“Decision on the activities of the peace and security council of the AU and the state of peace and security in Africa”, Assembly/AU/Dec.145 (VIII), January 2007.
“Decision on the report of alternative sources of financing the African Union”, Assembly/AU/Dec.561(XXIV), 31 January 2015.
“Decision on the budget of the AU for the 2016 financial year”, Assembly/AU/Dec.577(XXV), 14 June 2015.
“Decision on the scale of assessment and alternative sources of financing the African Union”, Assembly/AU/Dec.578(XXV) , 15 June 2015.
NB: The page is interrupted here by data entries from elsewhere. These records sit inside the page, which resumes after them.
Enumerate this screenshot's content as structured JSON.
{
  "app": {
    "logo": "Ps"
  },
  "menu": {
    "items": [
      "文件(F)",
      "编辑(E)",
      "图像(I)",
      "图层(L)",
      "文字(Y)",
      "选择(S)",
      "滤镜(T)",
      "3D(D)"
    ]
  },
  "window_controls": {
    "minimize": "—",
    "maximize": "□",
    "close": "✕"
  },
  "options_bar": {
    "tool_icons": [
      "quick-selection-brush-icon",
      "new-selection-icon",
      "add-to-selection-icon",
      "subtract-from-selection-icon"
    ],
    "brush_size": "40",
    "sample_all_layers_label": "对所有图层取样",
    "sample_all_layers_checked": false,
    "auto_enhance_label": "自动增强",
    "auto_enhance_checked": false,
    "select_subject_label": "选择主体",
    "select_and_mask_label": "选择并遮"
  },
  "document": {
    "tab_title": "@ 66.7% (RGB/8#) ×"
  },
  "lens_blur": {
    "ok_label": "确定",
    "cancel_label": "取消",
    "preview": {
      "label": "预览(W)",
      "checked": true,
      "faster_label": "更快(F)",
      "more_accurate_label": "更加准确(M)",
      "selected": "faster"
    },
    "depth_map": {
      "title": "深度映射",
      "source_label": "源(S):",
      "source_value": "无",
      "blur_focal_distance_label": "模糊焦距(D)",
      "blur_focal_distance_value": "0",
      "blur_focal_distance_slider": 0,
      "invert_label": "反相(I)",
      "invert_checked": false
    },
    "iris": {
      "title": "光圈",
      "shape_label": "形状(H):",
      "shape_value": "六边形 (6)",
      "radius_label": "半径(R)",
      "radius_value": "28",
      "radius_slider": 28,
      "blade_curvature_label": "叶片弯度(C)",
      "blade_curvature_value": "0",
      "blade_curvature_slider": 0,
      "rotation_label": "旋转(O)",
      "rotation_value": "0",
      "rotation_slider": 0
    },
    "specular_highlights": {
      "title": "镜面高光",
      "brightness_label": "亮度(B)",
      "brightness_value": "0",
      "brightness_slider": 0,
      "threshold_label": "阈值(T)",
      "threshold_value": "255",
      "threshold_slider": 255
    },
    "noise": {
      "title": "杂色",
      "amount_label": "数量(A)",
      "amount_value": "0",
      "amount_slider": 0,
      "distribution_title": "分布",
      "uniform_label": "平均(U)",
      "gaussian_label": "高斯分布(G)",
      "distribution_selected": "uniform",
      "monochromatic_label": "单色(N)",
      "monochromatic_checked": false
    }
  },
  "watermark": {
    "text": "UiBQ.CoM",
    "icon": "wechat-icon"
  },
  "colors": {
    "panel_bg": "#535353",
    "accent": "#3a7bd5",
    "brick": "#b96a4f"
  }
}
“Decision on the outcome of the retreat of the assembly of the African Union”, AU/Dec.605 (XXVII), 18 July 2016.
“Decision on the scale of assessment and alternative sources of financing the African Union”, Assembly/AU/Dec. 578 (XXV), January 2017.
“Decision on the new African Union sanctions regime for the non-payment of contributions”, AU/Dec.3(XI), 17-18 November 2018.
“Progress Report Of The High Level Panel On Alternative Sources Of Financing The African Union Chaired By H.E. Olusegun Obasanjo, Former President Of Nigeria Consultations With Member States”, AU assembly report, Assembly/AU/18(XIX), 16 July 2012.
“Securing Predictable and Sustainable Financing for Peace in Africa”, AU PSC Report, August 2016.
“Report of the Joint African Union-United Nations Review of Available Mechanisms to Finance and Support African Union Peace Support Operations Authorized by the United Nations Security Council”, AU/UN A/71/410-S/2016/809, 28 September 2016.
“Communique of the second African Union – United Nations annual conference”, Joint AU-UN communique, July 9 2018.
“Twelfth Annual Joint Consultative Meeting between Members of the United Nations Security Council and the African Union Peace and Security Council”, UNSC report, S/2018/736, 19 July 2018.
“The 814th meeting of the AU peace and security council on the preparation for the draft UN resolution on cooperation between the united nations and sub-regional organizations: the role of states, regional arrangement and united nations in the prevention of conflicts”, AU PSC press statement, PSC/PR/BR.(DCCXIV), 3 December 2018.
“Joint declaration of the chairperson of the AU commission and the UN secretary general”, Joint press release, 6 December 2018.
Appendix C: Acronyms
A3 Three rotational African seats on the UN Security Council
AMIS African Union Mission in Sudan
AMISOM African Union Mission in Somalia
AU PSC African Union Peace and Security Council
G5 Sahel G5 Sahel Joint Force
MNJTF Multinational Joint Task Force
P5 Countries holding the five permanent seats on the UN Security Council (China, France, Russia, UK, U.S.)
UNAMID UN Assistance Mission in Darfur
UNOHCHR UN Office of the High Commissioner for Human Rights
UNSCR UN Security Council Resolution
WTO World Trade Organization